• Assigned task
Every line containing the word "Question" is to be copied from the data below.

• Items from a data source
.....

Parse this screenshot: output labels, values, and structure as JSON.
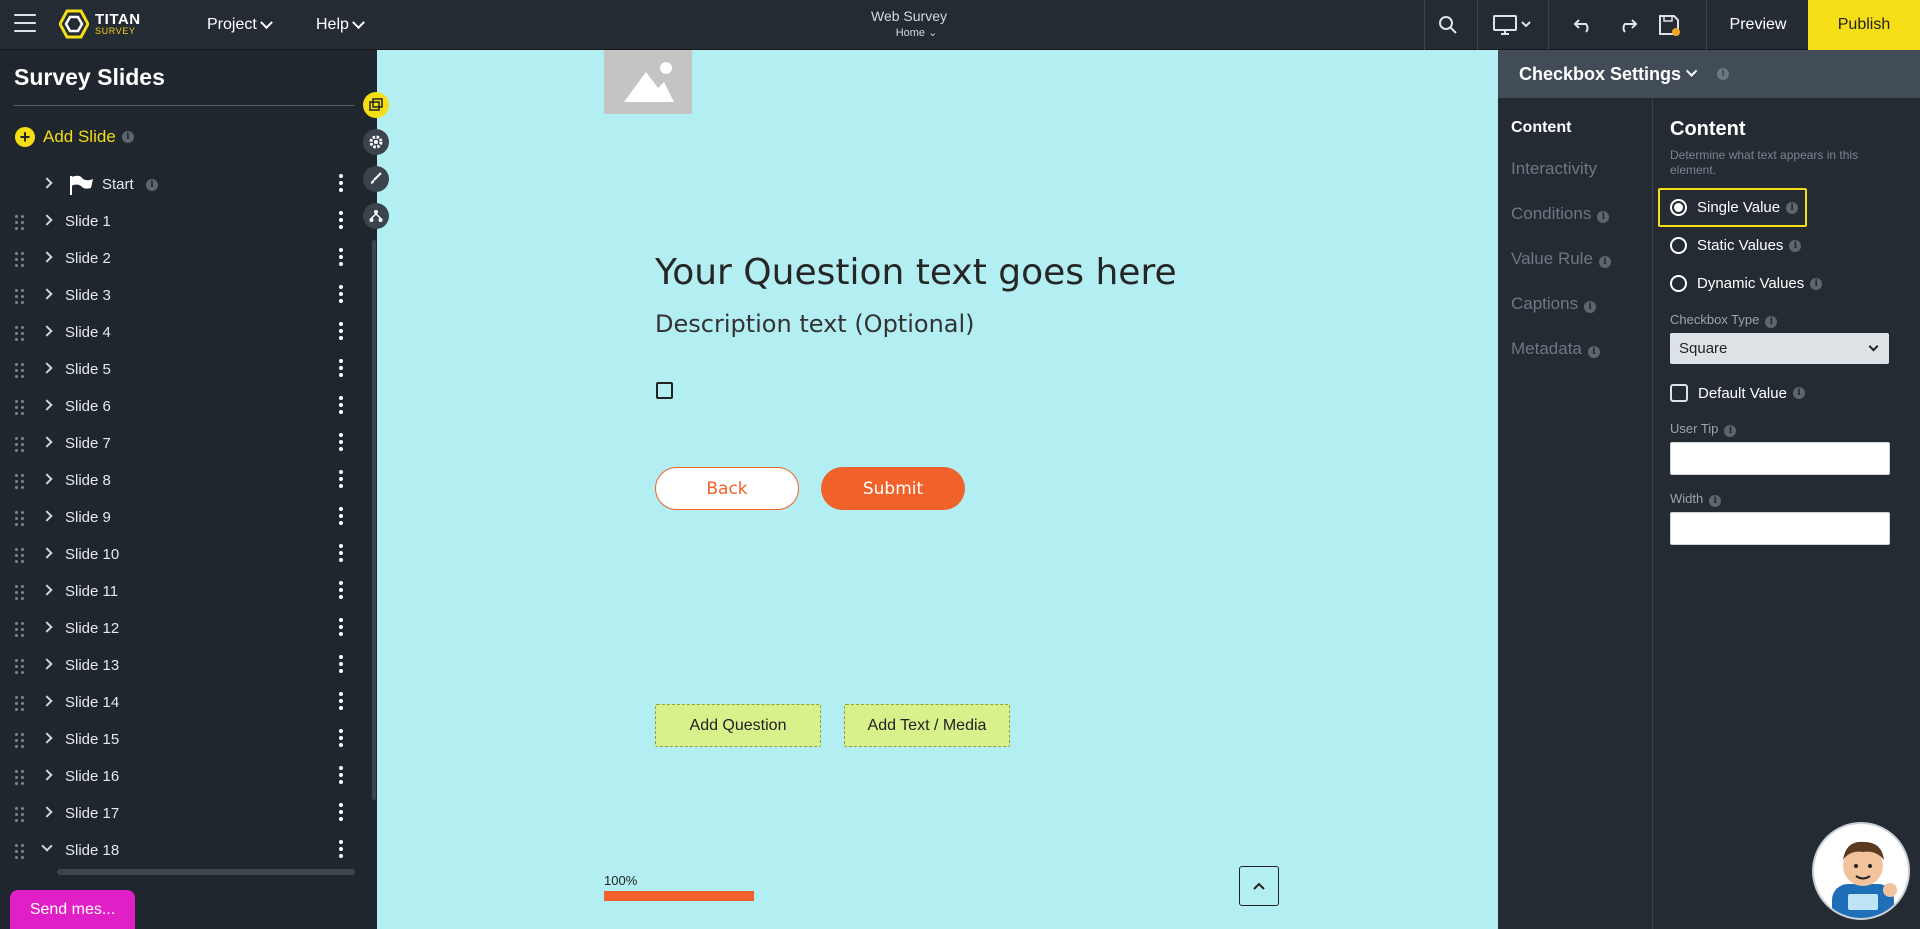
{
  "header": {
    "logo_line1": "TITAN",
    "logo_line2": "SURVEY",
    "nav": [
      {
        "label": "Project"
      },
      {
        "label": "Help"
      }
    ],
    "doc_title": "Web Survey",
    "doc_subtitle": "Home",
    "preview_label": "Preview",
    "publish_label": "Publish"
  },
  "sidebar": {
    "title": "Survey Slides",
    "add_slide_label": "Add Slide",
    "start_label": "Start",
    "slides": [
      {
        "label": "Slide 1"
      },
      {
        "label": "Slide 2"
      },
      {
        "label": "Slide 3"
      },
      {
        "label": "Slide 4"
      },
      {
        "label": "Slide 5"
      },
      {
        "label": "Slide 6"
      },
      {
        "label": "Slide 7"
      },
      {
        "label": "Slide 8"
      },
      {
        "label": "Slide 9"
      },
      {
        "label": "Slide 10"
      },
      {
        "label": "Slide 11"
      },
      {
        "label": "Slide 12"
      },
      {
        "label": "Slide 13"
      },
      {
        "label": "Slide 14"
      },
      {
        "label": "Slide 15"
      },
      {
        "label": "Slide 16"
      },
      {
        "label": "Slide 17"
      },
      {
        "label": "Slide 18",
        "expanded": true
      }
    ],
    "chat_label": "Send mes..."
  },
  "tools": [
    "layers-icon",
    "settings-icon",
    "brush-icon",
    "hierarchy-icon"
  ],
  "canvas": {
    "question_title": "Your Question text goes here",
    "description": "Description text (Optional)",
    "back_label": "Back",
    "submit_label": "Submit",
    "add_question_label": "Add Question",
    "add_media_label": "Add Text / Media",
    "progress_label": "100%",
    "progress_value": 1.0
  },
  "panel": {
    "title": "Checkbox Settings",
    "nav": [
      {
        "label": "Content",
        "active": true
      },
      {
        "label": "Interactivity"
      },
      {
        "label": "Conditions"
      },
      {
        "label": "Value Rule"
      },
      {
        "label": "Captions"
      },
      {
        "label": "Metadata"
      }
    ],
    "content_heading": "Content",
    "content_sub": "Determine what text appears in this element.",
    "options": [
      {
        "label": "Single Value",
        "selected": true
      },
      {
        "label": "Static Values",
        "selected": false
      },
      {
        "label": "Dynamic Values",
        "selected": false
      }
    ],
    "checkbox_type_label": "Checkbox Type",
    "checkbox_type_value": "Square",
    "default_value_label": "Default Value",
    "default_value_checked": false,
    "user_tip_label": "User Tip",
    "user_tip_value": "",
    "width_label": "Width",
    "width_value": ""
  },
  "colors": {
    "accent_yellow": "#f5de16",
    "accent_orange": "#f0622a",
    "canvas_bg": "#b3eff2",
    "chat_pink": "#e020c6"
  }
}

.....

• Answer to the exercise
    "question_title": "Your Question text goes here",
    "add_question_label": "Add Question",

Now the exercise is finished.